The Virginia Beach credit union, whose management has been outspoken on its mission to enlarge its nationwide field of membership through the merger route "provided our partners are the right fit," was successful on New Year's Eve in winning regulatory approval for the takeover of the $311 million HeritageWest FCU of Tooele, Utah, located in a Salt Lake City suburb.
HeritageWest went astray over the last year, suffering large 2008-2009 losses when it ventured into costly large-scale commercial ventures, officials said.
For the NCUA, it was the 15th and final NCUA liquidation of 2009 and underscored the treacherous economic year for the industry. For Chartway, with 52 branches and now with 200,000 members, its successful takeover of HeritageWest began well before Thanksgiving when it met with the HeritageWest board and management to discuss a potential consolidation, coinciding with NCUA discussions.
The Virginia credit union, formerly known as Naval Air FCU, has for months through e-mails, phone calls and conference networking made clear its plans to enlarge its FOM by seeking out struggling credit unions.
Chartway President/CEO Ronald Burniske disclosed early last month that over the past year he and other managers have conducted about 150 formal and informal solicitations or contacts across the U.S. Chartway, with 8% capital, is poised to take on additional credit union mergers, said Burniske.
Though year-end figures were not immediately available, HeritageWest, with 40,000 members, had lost $15.9 million through the first nine months of 2009 on top of a $12 million loss in 2008, according to NCUA data.
In its formal statement about the Chartway takeover, the NCUA said it had "accepted Chartway's offer to purchase and assume the assets, loans and shares" of HeritageWest which had been in "declining financial condition" leading to its closure and the subsequent purchase-assumption.
In the purchase deal, whose terms were not disclosed, the Virginia Beach CU said it will be taking over the five branches of HeritageWest and operate them as a Chartway division but using its current name. The HeritageWest branches are in Salt Lake City, Tooele and nearby counties.
No employee layoffs are anticipated, said Burniske, and HeritageWest President/CEO Bruce Bryan will serve as regional president.
In a statement, Burniske stressed the commonalities of the two credit unions, including their military FOMs, with the Chartway CEO also noting that HeritageWest had "dealt with weak financial results recently." Still, HeritageWest does have a "robust lending program," a key benefit to HeritageWest members.
"Making loans to members is at the heart of what credit unions do best," he said. "Chartway's strong capital and solid financial position mean we can make credit available at a time when many other institutions are much more limited."
In an interview, Burniske, was critical of credit unions that have pursued big-ticket commercial real estate loans. Large commercial loans, said Burniske, remain the purview of big banks because the managements at many credit unions lack the depth and expertise to take on such risks.
Chartway, he said, shuns making such big-ticket loans but remains active in small business lending "for the dentist adding to his practice or the marketing firm wanting to expand." Those are naturals for CUs, he said.

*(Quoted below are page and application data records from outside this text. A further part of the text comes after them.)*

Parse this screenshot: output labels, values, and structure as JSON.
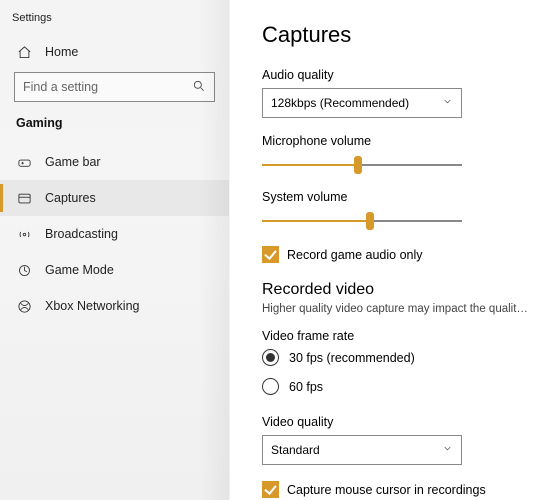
{
  "colors": {
    "accent": "#d8992b"
  },
  "sidebar": {
    "title": "Settings",
    "home": "Home",
    "search_placeholder": "Find a setting",
    "section": "Gaming",
    "items": [
      {
        "label": "Game bar"
      },
      {
        "label": "Captures"
      },
      {
        "label": "Broadcasting"
      },
      {
        "label": "Game Mode"
      },
      {
        "label": "Xbox Networking"
      }
    ]
  },
  "main": {
    "title": "Captures",
    "audio_quality": {
      "label": "Audio quality",
      "value": "128kbps (Recommended)"
    },
    "mic": {
      "label": "Microphone volume",
      "value_pct": 48
    },
    "sys": {
      "label": "System volume",
      "value_pct": 54
    },
    "record_audio_only": {
      "label": "Record game audio only",
      "checked": true
    },
    "recorded_video": {
      "heading": "Recorded video",
      "description": "Higher quality video capture may impact the quality of your game.",
      "frame_rate_label": "Video frame rate",
      "fps30": "30 fps (recommended)",
      "fps60": "60 fps",
      "selected_fps": "30",
      "video_quality_label": "Video quality",
      "video_quality_value": "Standard",
      "capture_cursor": {
        "label": "Capture mouse cursor in recordings",
        "checked": true
      }
    }
  }
}
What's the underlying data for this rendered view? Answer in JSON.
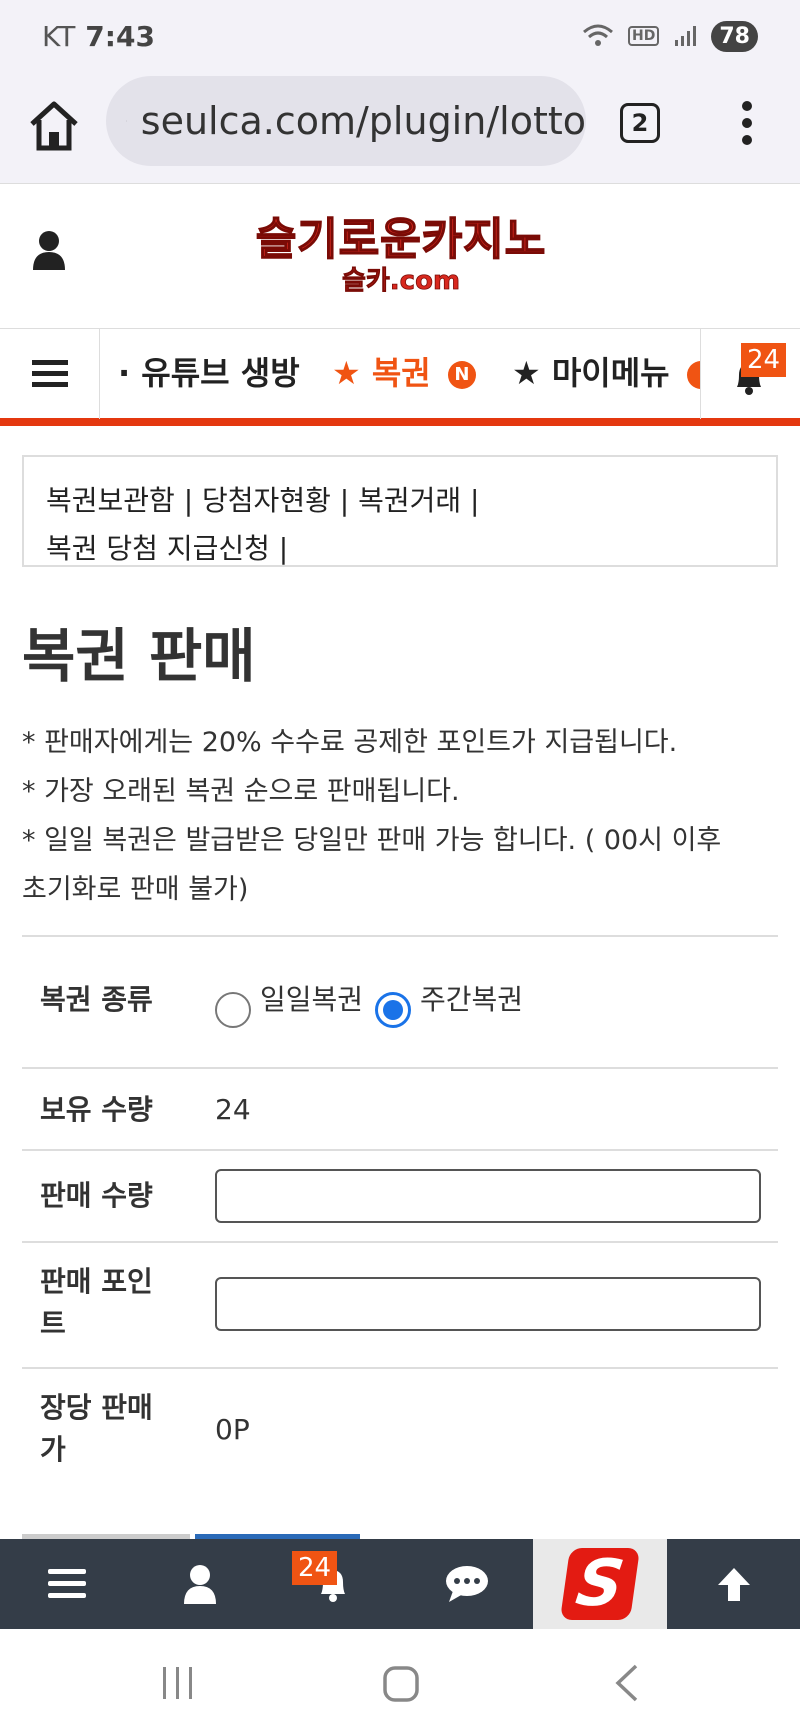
{
  "status_bar": {
    "carrier": "KT",
    "time": "7:43",
    "battery": "78"
  },
  "browser": {
    "url": "seulca.com/plugin/lotto",
    "tab_count": "2"
  },
  "site": {
    "logo_main": "슬기로운카지노",
    "logo_sub": "슬카.com"
  },
  "nav": {
    "items": [
      {
        "label": "· 유튜브 생방",
        "color": "#222222"
      },
      {
        "label": "★ 복권",
        "color": "#f05413",
        "new_badge": "N"
      },
      {
        "label": "★ 마이메뉴",
        "color": "#222222"
      }
    ],
    "bell_badge": "24"
  },
  "lottery_links": {
    "line1": "복권보관함 | 당첨자현황 | 복권거래 |",
    "line2": "복권 당첨 지급신청 |"
  },
  "page": {
    "title": "복권 판매",
    "notices": [
      "* 판매자에게는 20% 수수료 공제한 포인트가 지급됩니다.",
      "* 가장 오래된 복권 순으로 판매됩니다.",
      "* 일일 복권은 발급받은 당일만 판매 가능 합니다. ( 00시 이후",
      "초기화로 판매 불가)"
    ]
  },
  "form": {
    "type_label": "복권 종류",
    "type_options": [
      "일일복권",
      "주간복권"
    ],
    "type_selected": "주간복권",
    "holding_label": "보유 수량",
    "holding_value": "24",
    "sell_qty_label": "판매 수량",
    "sell_qty_value": "",
    "sell_point_label_1": "판매 포인",
    "sell_point_label_2": "트",
    "sell_point_value": "",
    "unit_price_label_1": "장당 판매",
    "unit_price_label_2": "가",
    "unit_price_value": "0P"
  },
  "bottom_nav": {
    "bell_badge": "24",
    "logo_letter": "S"
  },
  "colors": {
    "accent": "#f05413",
    "nav_underline": "#e4380f",
    "bottom_bar": "#343d48",
    "radio_checked": "#1a73e8",
    "logo_red": "#d8281e"
  }
}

Despite its unfortunate experience on commercial loans, said Burniske, HeritageWest has an enviable reputation in Tooele, a community of 27,000, about 35 miles west of Salt Lake.